BEGIN RECORDS FOR PROCESSING
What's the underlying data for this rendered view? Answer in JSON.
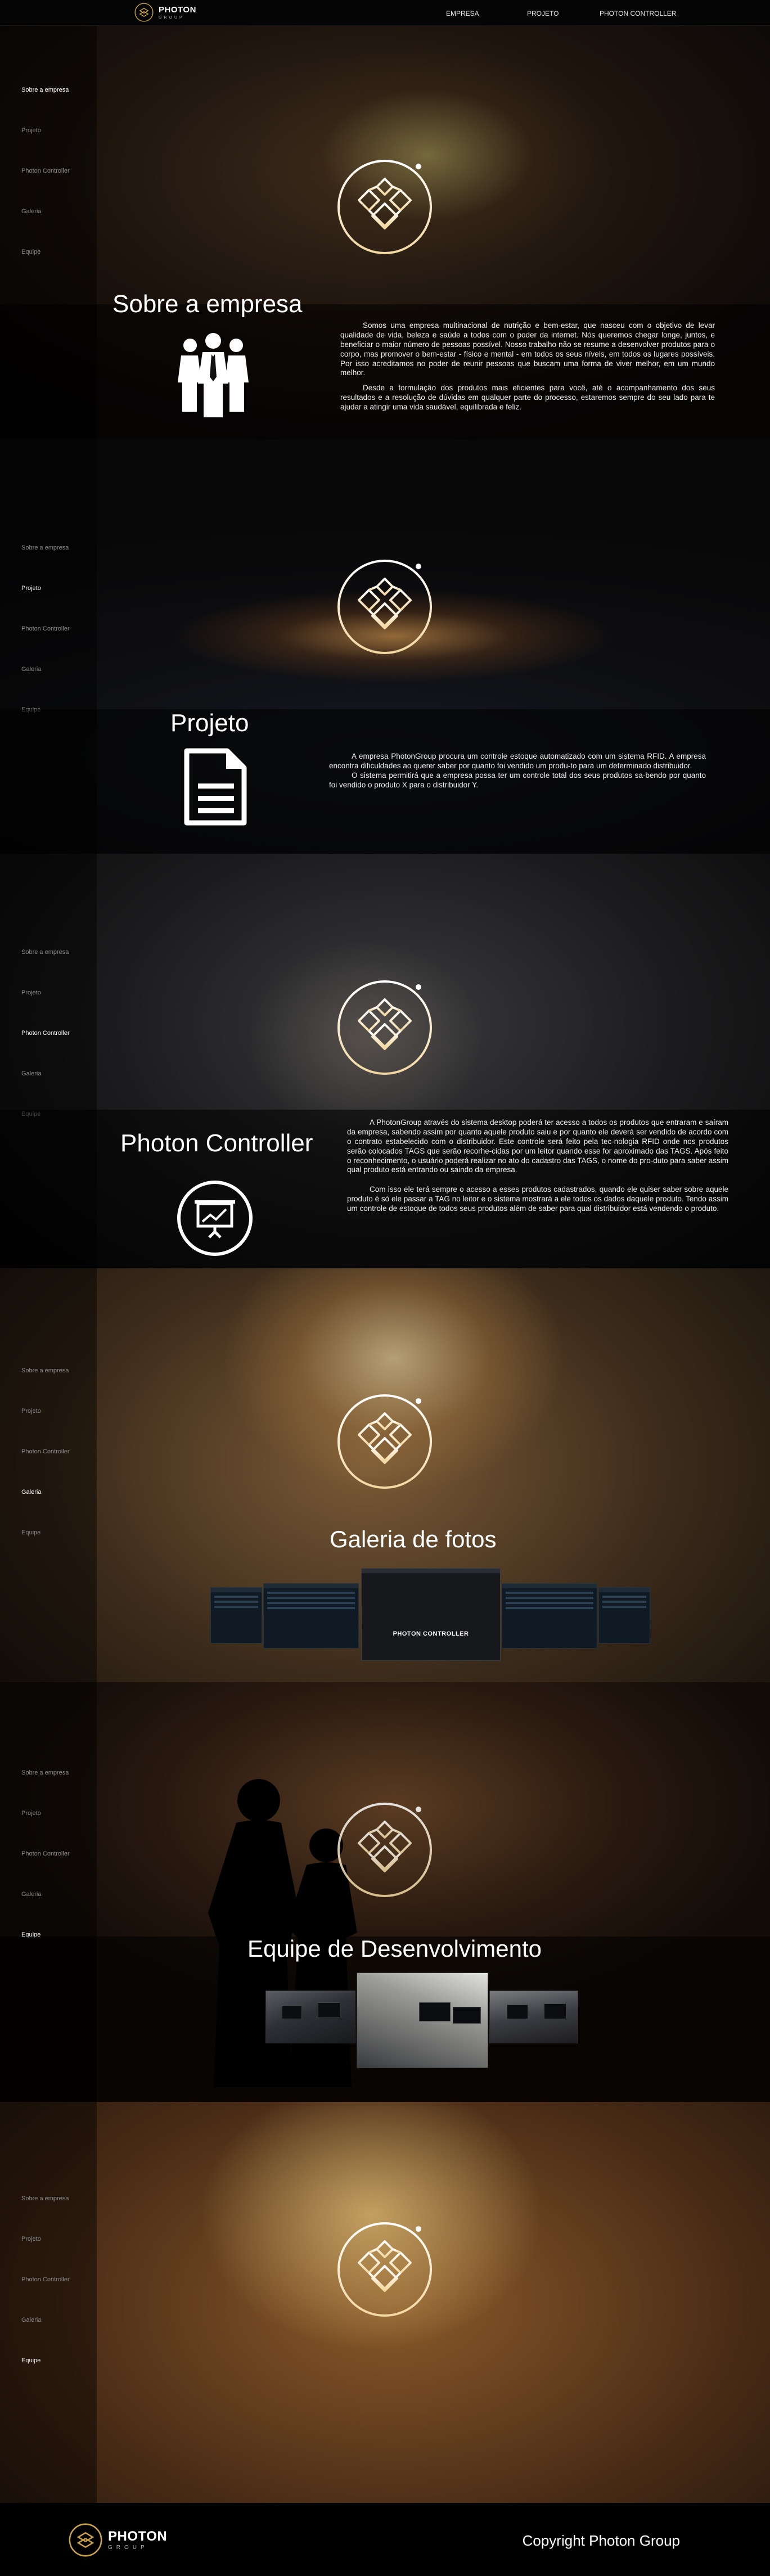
{
  "brand": {
    "name": "PHOTON",
    "sub": "GROUP"
  },
  "topnav": [
    "EMPRESA",
    "PROJETO",
    "PHOTON CONTROLLER"
  ],
  "sidenav": [
    "Sobre a empresa",
    "Projeto",
    "Photon Controller",
    "Galeria",
    "Equipe"
  ],
  "empresa": {
    "title": "Sobre a empresa",
    "p1": "Somos uma empresa multinacional de nutrição e bem-estar, que nasceu com o objetivo de levar qualidade de vida, beleza e saúde a todos com o poder da internet. Nós queremos chegar longe, juntos, e beneficiar o maior número de pessoas possível. Nosso trabalho não se resume a desenvolver produtos para o corpo, mas promover o bem-estar - físico e mental - em todos os seus níveis, em todos os lugares possíveis. Por isso acreditamos no poder de reunir pessoas que buscam uma forma de viver melhor, em um mundo melhor.",
    "p2": "Desde a formulação dos produtos mais eficientes para você, até o acompanhamento dos seus resultados e a resolução de dúvidas em qualquer parte do processo, estaremos sempre do seu lado para te ajudar a atingir uma vida saudável, equilibrada e feliz."
  },
  "projeto": {
    "title": "Projeto",
    "p1": "A empresa PhotonGroup procura um controle estoque automatizado com um sistema RFID. A empresa encontra dificuldades ao querer saber por quanto foi vendido um produ-to para um determinado distribuidor.",
    "p2": "O sistema permitirá que a empresa possa ter um controle total dos seus produtos sa-bendo por quanto foi vendido o produto X para o distribuidor Y."
  },
  "controller": {
    "title": "Photon Controller",
    "p1": "A PhotonGroup através do sistema desktop poderá ter acesso a todos os produtos que entraram e saíram da empresa, sabendo assim por quanto aquele produto saiu e por quanto ele deverá ser vendido de acordo com o contrato estabelecido com o distribuidor. Este controle será feito pela tec-nologia RFID onde nos produtos serão colocados TAGS que serão recorhe-cidas por um leitor quando esse for aproximado das TAGS. Após feito o reconhecimento, o usuário poderá realizar no ato do cadastro das TAGS, o nome do pro-duto para saber assim qual produto está entrando ou saindo da empresa.",
    "p2": "Com isso ele terá sempre o acesso a esses produtos cadastrados, quando ele quiser saber sobre aquele produto é só ele passar a TAG no leitor e o sistema mostrará a ele todos os dados daquele produto. Tendo assim um controle de estoque de todos seus produtos além de saber para qual distribuidor está vendendo o produto."
  },
  "galeria": {
    "title": "Galeria de fotos",
    "center_label": "PHOTON CONTROLLER"
  },
  "equipe": {
    "title": "Equipe de Desenvolvimento"
  },
  "footer": {
    "copyright": "Copyright Photon Group"
  }
}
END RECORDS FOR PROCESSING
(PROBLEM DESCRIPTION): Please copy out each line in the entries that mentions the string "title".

(COMPLETED TASK):
    "title": "Sobre a empresa",
    "title": "Projeto",
    "title": "Photon Controller",
    "title": "Galeria de fotos",
    "title": "Equipe de Desenvolvimento"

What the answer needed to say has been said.